Nothing is to be left out: repeat every entry exactly as given.

(Data records for software interfaces)
════════
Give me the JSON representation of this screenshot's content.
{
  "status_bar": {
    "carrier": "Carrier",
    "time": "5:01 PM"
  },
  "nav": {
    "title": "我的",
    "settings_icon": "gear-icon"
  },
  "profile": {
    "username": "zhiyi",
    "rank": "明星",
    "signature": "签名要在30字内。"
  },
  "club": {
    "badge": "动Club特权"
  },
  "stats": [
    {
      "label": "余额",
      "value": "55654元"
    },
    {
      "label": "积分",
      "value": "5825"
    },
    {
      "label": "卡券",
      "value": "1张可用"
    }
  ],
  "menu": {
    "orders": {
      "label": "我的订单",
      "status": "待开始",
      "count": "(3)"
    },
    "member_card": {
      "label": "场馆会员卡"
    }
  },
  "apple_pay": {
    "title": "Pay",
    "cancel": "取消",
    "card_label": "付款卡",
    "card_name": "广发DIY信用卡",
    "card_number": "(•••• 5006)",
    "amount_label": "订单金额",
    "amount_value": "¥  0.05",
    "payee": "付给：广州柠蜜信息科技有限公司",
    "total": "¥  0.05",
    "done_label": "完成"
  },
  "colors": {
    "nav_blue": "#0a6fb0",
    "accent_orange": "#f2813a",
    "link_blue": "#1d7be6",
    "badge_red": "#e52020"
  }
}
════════
## EXERCISE RESULT
Give me the JSON representation of this screenshot's content.
{
  "status_bar": {
    "carrier": "Carrier",
    "time": "5:01 PM"
  },
  "nav": {
    "title": "我的",
    "settings_icon": "gear-icon"
  },
  "profile": {
    "username": "zhiyi",
    "rank": "明星",
    "signature": "签名要在30字内。"
  },
  "club": {
    "badge": "动Club特权"
  },
  "stats": [
    {
      "label": "余额",
      "value": "55654元"
    },
    {
      "label": "积分",
      "value": "5825"
    },
    {
      "label": "卡券",
      "value": "1张可用"
    }
  ],
  "menu": {
    "orders": {
      "label": "我的订单",
      "status": "待开始",
      "count": "(3)"
    },
    "member_card": {
      "label": "场馆会员卡"
    }
  },
  "apple_pay": {
    "title": "Pay",
    "cancel": "取消",
    "card_label": "付款卡",
    "card_name": "广发DIY信用卡",
    "card_number": "(•••• 5006)",
    "amount_label": "订单金额",
    "amount_value": "¥  0.05",
    "payee": "付给：广州柠蜜信息科技有限公司",
    "total": "¥  0.05",
    "done_label": "完成"
  },
  "colors": {
    "nav_blue": "#0a6fb0",
    "accent_orange": "#f2813a",
    "link_blue": "#1d7be6",
    "badge_red": "#e52020"
  }
}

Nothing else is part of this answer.